In this grid based example here on the right, as the data has grown, the throughput of the system has grown in lockstep. The result is that you have linear performance as your data grows. The ability to have a stable backup window, if you achieve a six hour backup window at 20 terabyte of data, the system will accommodate a six hour backup window at 40 terabyte of data and 60 terabyte of data. However, it's important that the grid based architectures provide simple management layers. Capacity should be virtualized across the nodes so you don't have separate pools to manage. Deduplication should be shared across nodes, ensuring that all of the backups be duplicated across their entire history. All this should be managed through a single user interface. This allows the system to be right-sized to your current needs, allows you to plan expansion very cost effectively, avoids forklift upgrades, and avoids technology obsolescence.

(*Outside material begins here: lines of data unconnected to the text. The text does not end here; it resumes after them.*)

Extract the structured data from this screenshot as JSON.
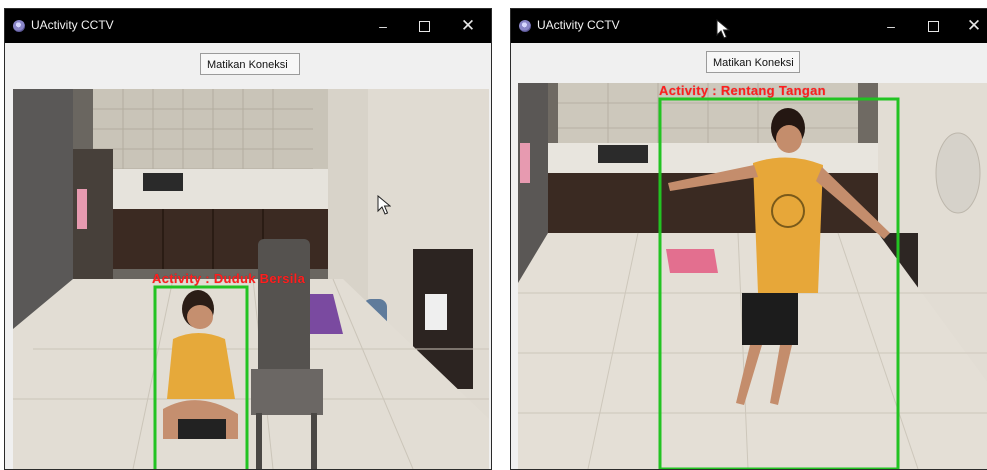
{
  "windows": [
    {
      "title": "UActivity CCTV",
      "icon": "app-icon",
      "controls": {
        "minimize": "–",
        "maximize": "☐",
        "close": "✕"
      },
      "button_label": "Matikan Koneksi",
      "activity_label": "Activity : Duduk Bersila"
    },
    {
      "title": "UActivity CCTV",
      "icon": "app-icon",
      "controls": {
        "minimize": "–",
        "maximize": "☐",
        "close": "✕"
      },
      "button_label": "Matikan Koneksi",
      "activity_label": "Activity : Rentang Tangan"
    }
  ],
  "colors": {
    "titlebar": "#000000",
    "detection_box": "#22c322",
    "activity_text": "#ff1e1e"
  }
}
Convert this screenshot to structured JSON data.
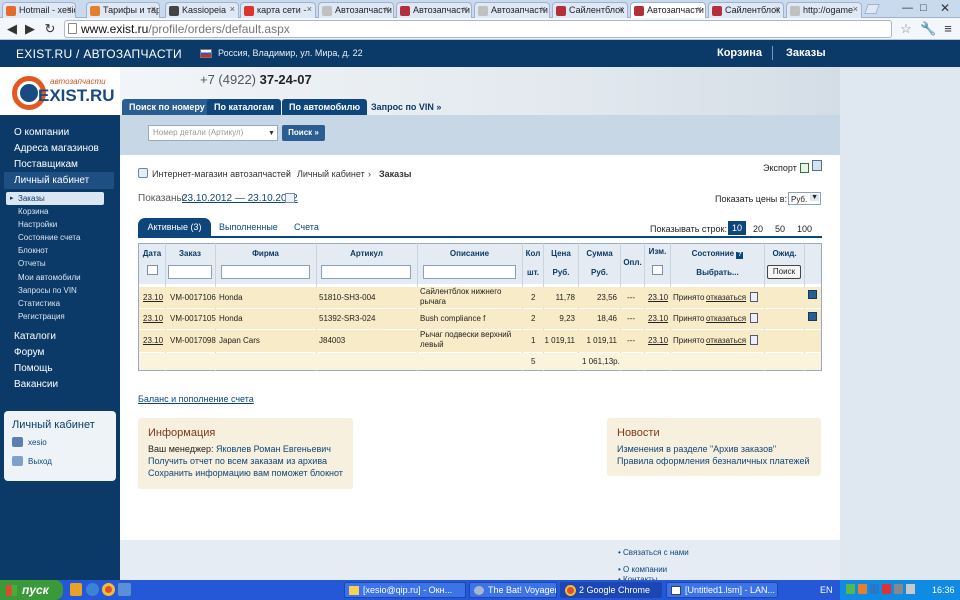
{
  "browser": {
    "tabs": [
      {
        "label": "Hotmail - xesio",
        "color": "#e46b2c"
      },
      {
        "label": "Тарифы и тар",
        "color": "#e57f2b"
      },
      {
        "label": "Kassiopeia",
        "color": "#444"
      },
      {
        "label": "карта сети -",
        "color": "#e0322d"
      },
      {
        "label": "Автозапчасти",
        "color": "#c0c0c0"
      },
      {
        "label": "Автозапчасти",
        "color": "#b42f3b"
      },
      {
        "label": "Автозапчасти",
        "color": "#c0c0c0"
      },
      {
        "label": "Сайлентблок",
        "color": "#b42f3b"
      },
      {
        "label": "Автозапчасти",
        "color": "#b42f3b"
      },
      {
        "label": "Сайлентблок",
        "color": "#b42f3b"
      },
      {
        "label": "http://ogame",
        "color": "#c0c0c0"
      }
    ],
    "url_host": "www.exist.ru",
    "url_path": "/profile/orders/default.aspx"
  },
  "site": {
    "brand": "EXIST.RU / АВТОЗАПЧАСТИ",
    "location": "Россия, Владимир, ул. Мира, д. 22",
    "cart": "Корзина",
    "orders": "Заказы",
    "phone_code": "+7 (4922)",
    "phone_number": "37-24-07",
    "logo_small": "автозапчасти",
    "logo_big": "EXIST.RU"
  },
  "search_tabs": [
    "Поиск по номеру",
    "По каталогам",
    "По автомобилю",
    "Запрос по VIN »"
  ],
  "search": {
    "placeholder": "Номер детали (Артикул)",
    "button": "Поиск »"
  },
  "sidebar": {
    "top": [
      "О компании",
      "Адреса магазинов",
      "Поставщикам",
      "Личный кабинет"
    ],
    "sub": [
      "Заказы",
      "Корзина",
      "Настройки",
      "Состояние счета",
      "Блокнот",
      "Отчеты",
      "Мои автомобили",
      "Запросы по VIN",
      "Статистика",
      "Регистрация"
    ],
    "bottom": [
      "Каталоги",
      "Форум",
      "Помощь",
      "Вакансии"
    ],
    "box_title": "Личный кабинет",
    "user": "xesio",
    "logout": "Выход"
  },
  "breadcrumb": {
    "a": "Интернет-магазин автозапчастей",
    "b": "Личный кабинет",
    "c": "Заказы"
  },
  "export": "Экспорт",
  "shown_label": "Показаны:",
  "date_range": "23.10.2012 — 23.10.2012",
  "prices_label": "Показать цены в:",
  "currency": "Руб.",
  "order_tabs": [
    "Активные (3)",
    "Выполненные",
    "Счета"
  ],
  "rows_label": "Показывать строк:",
  "rows_options": [
    "10",
    "20",
    "50",
    "100"
  ],
  "table": {
    "headers": [
      "Дата",
      "Заказ",
      "Фирма",
      "Артикул",
      "Описание",
      "Кол",
      "Цена",
      "Сумма",
      "Опл.",
      "Изм.",
      "Состояние",
      "Ожид."
    ],
    "sub_headers": {
      "qty": "шт.",
      "price": "Руб.",
      "sum": "Руб.",
      "status": "Выбрать...",
      "search": "Поиск"
    },
    "rows": [
      {
        "date": "23.10",
        "order": "VM-0017106",
        "firm": "Honda",
        "article": "51810-SH3-004",
        "desc": "Сайлентблок нижнего рычага",
        "qty": "2",
        "price": "11,78",
        "sum": "23,56",
        "paid": "---",
        "changed": "23.10",
        "status": "Принято",
        "cancel": "отказаться"
      },
      {
        "date": "23.10",
        "order": "VM-0017105",
        "firm": "Honda",
        "article": "51392-SR3-024",
        "desc": "Bush compliance f",
        "qty": "2",
        "price": "9,23",
        "sum": "18,46",
        "paid": "---",
        "changed": "23.10",
        "status": "Принято",
        "cancel": "отказаться"
      },
      {
        "date": "23.10",
        "order": "VM-0017098",
        "firm": "Japan Cars",
        "article": "J84003",
        "desc": "Рычаг подвески верхний левый",
        "qty": "1",
        "price": "1 019,11",
        "sum": "1 019,11",
        "paid": "---",
        "changed": "23.10",
        "status": "Принято",
        "cancel": "отказаться"
      }
    ],
    "total_qty": "5",
    "total_sum": "1 061,13р."
  },
  "balance_link": "Баланс и пополнение счета",
  "info": {
    "title": "Информация",
    "manager_label": "Ваш менеджер:",
    "manager": "Яковлев Роман Евгеньевич",
    "l2": "Получить отчет по всем заказам из архива",
    "l3": "Сохранить информацию вам поможет блокнот"
  },
  "news": {
    "title": "Новости",
    "l1": "Изменения в разделе \"Архив заказов\"",
    "l2": "Правила оформления безналичных платежей"
  },
  "footer": {
    "contact": "Связаться с нами",
    "about": "О компании",
    "contacts": "Контакты"
  },
  "taskbar": {
    "start": "пуск",
    "tasks": [
      "[xesio@qip.ru] - Окн...",
      "The Bat! Voyager",
      "2 Google Chrome",
      "[Untitled1.lsm] - LAN..."
    ],
    "lang": "EN",
    "time": "16:36"
  }
}
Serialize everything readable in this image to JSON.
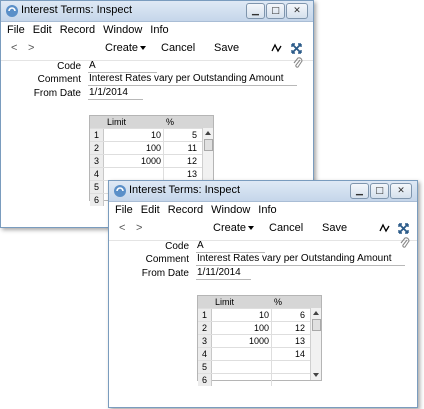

Let's look at one example of this type of grid or clustered approach. I'm simply going to use the ExaGrid product architecture as an example of what a grid based architecture can do for you. In the ExaGrid approach, we provide a landing zone within each node, which is a high speed cache that lands your backups in their entirety, delivering the shortest possible backup window. As I mentioned, it's important that the storage be virtualized. So we virtualize all of the long-term storage of backups. The days, weeks, months or even years of retention that customers want to keep is stored in a single, virtualized repository which can span all of the nodes in a grid. This ensures full utilization of all capacity in the grid through automated load balancing of the data. All of this is wrapped with a simplified management layer that allows the grid based architecture to be managed all from a single user interface. So this is just a simple example of how you can implement a grid based architecture, achieve the scalability that we talked about on the previous slide, but have a simplified management layer to avoid complexity.
So let's summarize what we've covered. We talked about what data deduplication is, why specifically you should use it in your backup and recovery operations. We talked about the specific challenges of deduplication in virtualized environments. We talked about the two various approaches to data deduplication, and we concluded that a combination of source based data reduction and target based data reduction is a powerful way to deliver on the results for your environment, and we finally talked about the overall role that deduplication can play in your data protection and disaster recovery operations.
I want to thank you for spending time with me today. Again, my name is Marc Crespi, Vice President of Product Management at ExaGrid Systems.